Material for this task below:

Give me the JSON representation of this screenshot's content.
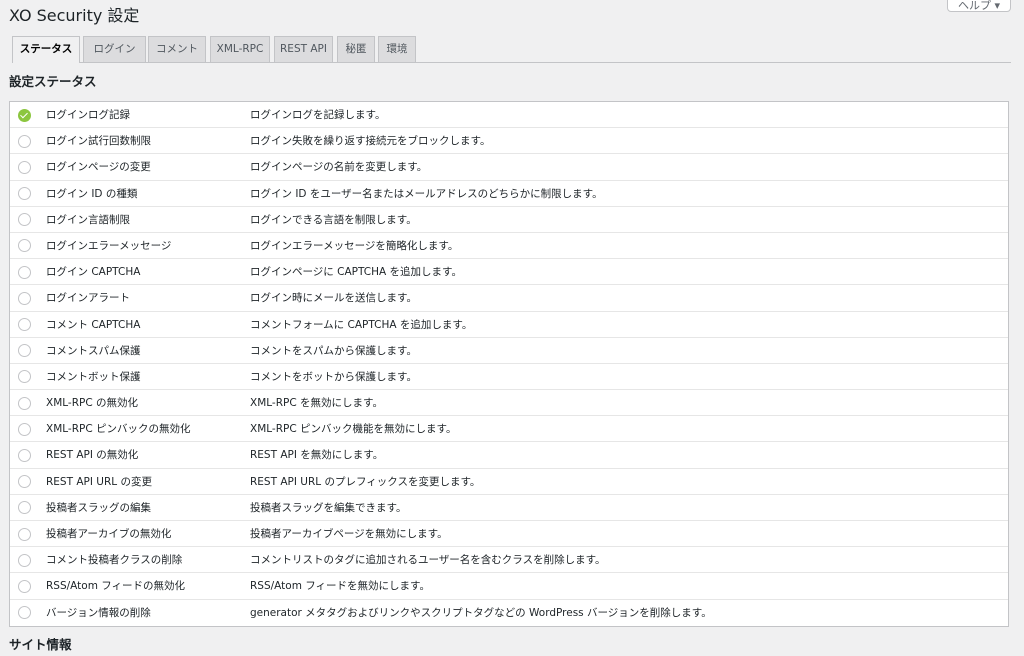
{
  "header": {
    "title": "XO Security 設定",
    "help_label": "ヘルプ ▾"
  },
  "tabs": [
    {
      "label": "ステータス",
      "active": true
    },
    {
      "label": "ログイン",
      "active": false
    },
    {
      "label": "コメント",
      "active": false
    },
    {
      "label": "XML-RPC",
      "active": false
    },
    {
      "label": "REST API",
      "active": false
    },
    {
      "label": "秘匿",
      "active": false
    },
    {
      "label": "環境",
      "active": false
    }
  ],
  "status_section": {
    "title": "設定ステータス",
    "rows": [
      {
        "name": "ログインログ記録",
        "description": "ログインログを記録します。",
        "enabled": true
      },
      {
        "name": "ログイン試行回数制限",
        "description": "ログイン失敗を繰り返す接続元をブロックします。",
        "enabled": false
      },
      {
        "name": "ログインページの変更",
        "description": "ログインページの名前を変更します。",
        "enabled": false
      },
      {
        "name": "ログイン ID の種類",
        "description": "ログイン ID をユーザー名またはメールアドレスのどちらかに制限します。",
        "enabled": false
      },
      {
        "name": "ログイン言語制限",
        "description": "ログインできる言語を制限します。",
        "enabled": false
      },
      {
        "name": "ログインエラーメッセージ",
        "description": "ログインエラーメッセージを簡略化します。",
        "enabled": false
      },
      {
        "name": "ログイン CAPTCHA",
        "description": "ログインページに CAPTCHA を追加します。",
        "enabled": false
      },
      {
        "name": "ログインアラート",
        "description": "ログイン時にメールを送信します。",
        "enabled": false
      },
      {
        "name": "コメント CAPTCHA",
        "description": "コメントフォームに CAPTCHA を追加します。",
        "enabled": false
      },
      {
        "name": "コメントスパム保護",
        "description": "コメントをスパムから保護します。",
        "enabled": false
      },
      {
        "name": "コメントボット保護",
        "description": "コメントをボットから保護します。",
        "enabled": false
      },
      {
        "name": "XML-RPC の無効化",
        "description": "XML-RPC を無効にします。",
        "enabled": false
      },
      {
        "name": "XML-RPC ピンバックの無効化",
        "description": "XML-RPC ピンバック機能を無効にします。",
        "enabled": false
      },
      {
        "name": "REST API の無効化",
        "description": "REST API を無効にします。",
        "enabled": false
      },
      {
        "name": "REST API URL の変更",
        "description": "REST API URL のプレフィックスを変更します。",
        "enabled": false
      },
      {
        "name": "投稿者スラッグの編集",
        "description": "投稿者スラッグを編集できます。",
        "enabled": false
      },
      {
        "name": "投稿者アーカイブの無効化",
        "description": "投稿者アーカイブページを無効にします。",
        "enabled": false
      },
      {
        "name": "コメント投稿者クラスの削除",
        "description": "コメントリストのタグに追加されるユーザー名を含むクラスを削除します。",
        "enabled": false
      },
      {
        "name": "RSS/Atom フィードの無効化",
        "description": "RSS/Atom フィードを無効にします。",
        "enabled": false
      },
      {
        "name": "バージョン情報の削除",
        "description": "generator メタタグおよびリンクやスクリプトタグなどの WordPress バージョンを削除します。",
        "enabled": false
      }
    ]
  },
  "site_section": {
    "title": "サイト情報"
  },
  "colors": {
    "enabled": "#8cc63f",
    "disabled_border": "#c3c4c7",
    "background": "#f0f0f1"
  },
  "icons": {
    "enabled": "check-circle-icon",
    "disabled": "empty-circle-icon"
  }
}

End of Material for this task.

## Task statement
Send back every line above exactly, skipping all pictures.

## Task response
Give me the JSON representation of this screenshot's content.
{
  "header": {
    "title": "XO Security 設定",
    "help_label": "ヘルプ ▾"
  },
  "tabs": [
    {
      "label": "ステータス",
      "active": true
    },
    {
      "label": "ログイン",
      "active": false
    },
    {
      "label": "コメント",
      "active": false
    },
    {
      "label": "XML-RPC",
      "active": false
    },
    {
      "label": "REST API",
      "active": false
    },
    {
      "label": "秘匿",
      "active": false
    },
    {
      "label": "環境",
      "active": false
    }
  ],
  "status_section": {
    "title": "設定ステータス",
    "rows": [
      {
        "name": "ログインログ記録",
        "description": "ログインログを記録します。",
        "enabled": true
      },
      {
        "name": "ログイン試行回数制限",
        "description": "ログイン失敗を繰り返す接続元をブロックします。",
        "enabled": false
      },
      {
        "name": "ログインページの変更",
        "description": "ログインページの名前を変更します。",
        "enabled": false
      },
      {
        "name": "ログイン ID の種類",
        "description": "ログイン ID をユーザー名またはメールアドレスのどちらかに制限します。",
        "enabled": false
      },
      {
        "name": "ログイン言語制限",
        "description": "ログインできる言語を制限します。",
        "enabled": false
      },
      {
        "name": "ログインエラーメッセージ",
        "description": "ログインエラーメッセージを簡略化します。",
        "enabled": false
      },
      {
        "name": "ログイン CAPTCHA",
        "description": "ログインページに CAPTCHA を追加します。",
        "enabled": false
      },
      {
        "name": "ログインアラート",
        "description": "ログイン時にメールを送信します。",
        "enabled": false
      },
      {
        "name": "コメント CAPTCHA",
        "description": "コメントフォームに CAPTCHA を追加します。",
        "enabled": false
      },
      {
        "name": "コメントスパム保護",
        "description": "コメントをスパムから保護します。",
        "enabled": false
      },
      {
        "name": "コメントボット保護",
        "description": "コメントをボットから保護します。",
        "enabled": false
      },
      {
        "name": "XML-RPC の無効化",
        "description": "XML-RPC を無効にします。",
        "enabled": false
      },
      {
        "name": "XML-RPC ピンバックの無効化",
        "description": "XML-RPC ピンバック機能を無効にします。",
        "enabled": false
      },
      {
        "name": "REST API の無効化",
        "description": "REST API を無効にします。",
        "enabled": false
      },
      {
        "name": "REST API URL の変更",
        "description": "REST API URL のプレフィックスを変更します。",
        "enabled": false
      },
      {
        "name": "投稿者スラッグの編集",
        "description": "投稿者スラッグを編集できます。",
        "enabled": false
      },
      {
        "name": "投稿者アーカイブの無効化",
        "description": "投稿者アーカイブページを無効にします。",
        "enabled": false
      },
      {
        "name": "コメント投稿者クラスの削除",
        "description": "コメントリストのタグに追加されるユーザー名を含むクラスを削除します。",
        "enabled": false
      },
      {
        "name": "RSS/Atom フィードの無効化",
        "description": "RSS/Atom フィードを無効にします。",
        "enabled": false
      },
      {
        "name": "バージョン情報の削除",
        "description": "generator メタタグおよびリンクやスクリプトタグなどの WordPress バージョンを削除します。",
        "enabled": false
      }
    ]
  },
  "site_section": {
    "title": "サイト情報"
  },
  "colors": {
    "enabled": "#8cc63f",
    "disabled_border": "#c3c4c7",
    "background": "#f0f0f1"
  },
  "icons": {
    "enabled": "check-circle-icon",
    "disabled": "empty-circle-icon"
  }
}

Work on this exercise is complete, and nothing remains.